Facebook expects that by taking this approach that, over time, it can save in the neighborhood of $1 billion. While Qin did not provide the exact road map as to how Facebook would achieve these savings, he provided enough hints in his other comments in his keynote that one could draw some conclusions as to how they would be achieved.
For example, Facebook already only acquires what it refers to as “vanity free” servers and storage. By this, one may deduce that it does not acquire servers from the likes of Dell or HP or storage from the likes of EMC, HDS or NetApp (though Qin did mention Facebook did initially buy from these types of companies.) Rather, it now largely buys and configures its own servers and configures and configures them by itself to meet its specific processing and storage needs.
Also it appears that Facebook may be or is already buying the component parts that make up server and storage such as the underlying CPU, memory, HDDs and network cabling to create its next gen cloud computing data center. Qin did say that what he was sharing at Storage Visions represented what equated to a 2 year strategy for Facebook so exactly how far down the path that it is toward implementing it is unclear.
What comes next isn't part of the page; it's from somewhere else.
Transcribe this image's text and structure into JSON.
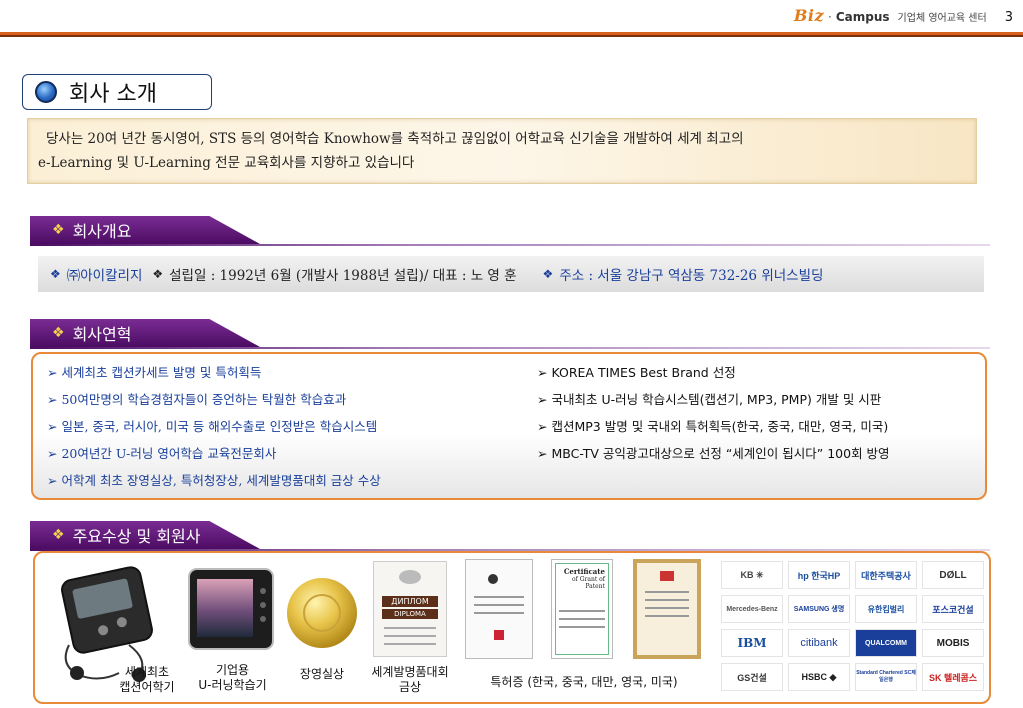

Having presented that vision for Facebook, the presentations at Storage Visions for the remainder of that day and the next were largely spent showing why this is the future at many large enterprise data centers but why it will take some time to come to fruition. For instance, there were some presentations on next generation interconnect protocols such as PCI Express, Infiniband, iWarp and RoCE (RDMA over Converged Ethernet).
This high performance, low latency protocols are needed in order to deliver the high levels of performance between these various pools of resources that enterprises will need. As resources get disaggregated, their ability can achieve the same levels of performance that can within servers or storage arrays diminishes since there is more distance and communication required between them. While performance benchmarks of 700 nanoseconds are already being achieved using some of these protocols, these are in dedicated, point-to-point environments and not in switched fabric networks.
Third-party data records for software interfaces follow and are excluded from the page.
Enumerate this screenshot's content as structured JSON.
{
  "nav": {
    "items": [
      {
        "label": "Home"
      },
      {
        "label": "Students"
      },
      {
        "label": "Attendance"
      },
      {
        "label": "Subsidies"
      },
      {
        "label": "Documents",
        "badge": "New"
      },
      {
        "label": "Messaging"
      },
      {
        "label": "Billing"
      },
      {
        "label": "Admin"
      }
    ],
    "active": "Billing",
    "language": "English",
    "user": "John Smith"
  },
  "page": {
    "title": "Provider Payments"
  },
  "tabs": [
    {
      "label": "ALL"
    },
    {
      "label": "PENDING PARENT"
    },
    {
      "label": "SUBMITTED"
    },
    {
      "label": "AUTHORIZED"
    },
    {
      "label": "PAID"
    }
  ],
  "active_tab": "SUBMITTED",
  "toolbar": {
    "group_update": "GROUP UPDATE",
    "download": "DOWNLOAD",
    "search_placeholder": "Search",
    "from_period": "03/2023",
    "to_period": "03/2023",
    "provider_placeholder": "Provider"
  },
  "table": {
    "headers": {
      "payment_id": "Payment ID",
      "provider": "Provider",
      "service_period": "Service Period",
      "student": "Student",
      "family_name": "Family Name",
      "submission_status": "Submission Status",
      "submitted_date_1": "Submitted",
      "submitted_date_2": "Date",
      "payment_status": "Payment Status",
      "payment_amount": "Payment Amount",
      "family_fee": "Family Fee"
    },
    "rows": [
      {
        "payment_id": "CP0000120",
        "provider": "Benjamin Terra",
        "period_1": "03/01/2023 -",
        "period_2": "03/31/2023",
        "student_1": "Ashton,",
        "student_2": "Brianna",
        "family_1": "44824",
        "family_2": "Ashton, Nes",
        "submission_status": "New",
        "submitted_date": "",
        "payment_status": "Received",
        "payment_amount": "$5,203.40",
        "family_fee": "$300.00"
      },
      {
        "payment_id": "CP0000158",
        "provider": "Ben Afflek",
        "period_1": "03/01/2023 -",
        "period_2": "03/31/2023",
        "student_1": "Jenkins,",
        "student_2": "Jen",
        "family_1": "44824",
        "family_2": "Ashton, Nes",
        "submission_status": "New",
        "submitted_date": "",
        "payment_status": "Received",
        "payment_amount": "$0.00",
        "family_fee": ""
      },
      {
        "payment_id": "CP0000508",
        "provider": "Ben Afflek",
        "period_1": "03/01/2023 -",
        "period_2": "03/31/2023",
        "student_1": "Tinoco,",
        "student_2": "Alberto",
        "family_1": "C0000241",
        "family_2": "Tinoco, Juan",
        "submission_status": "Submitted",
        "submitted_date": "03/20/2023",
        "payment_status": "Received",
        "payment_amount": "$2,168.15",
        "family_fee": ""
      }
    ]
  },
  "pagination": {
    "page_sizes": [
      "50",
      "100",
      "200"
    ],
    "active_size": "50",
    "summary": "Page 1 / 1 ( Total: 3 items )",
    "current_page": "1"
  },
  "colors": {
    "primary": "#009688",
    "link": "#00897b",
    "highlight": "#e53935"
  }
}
Further, there was very little discussion as to what type of cloud operating system would overlay all of these components so as to make the creation and ongoing management of these application-specific virtual servers across these pools of resources possible. Even assuming such an OS did exist, tools that manage its performance and underlying components would still need to be developed and tested before such an OS could realistically be deployed in most production environments.
Facebook’s Qin provided a compelling early look into what the next generation of cloud computing may look like in enterprise data centers. However the rest of the sessions at Storage Visions also provided a glimpse into just how difficult the task will be for Facebook to deliver on this ideal as many of the technologies needed are still in their infancy stages if they exist at all.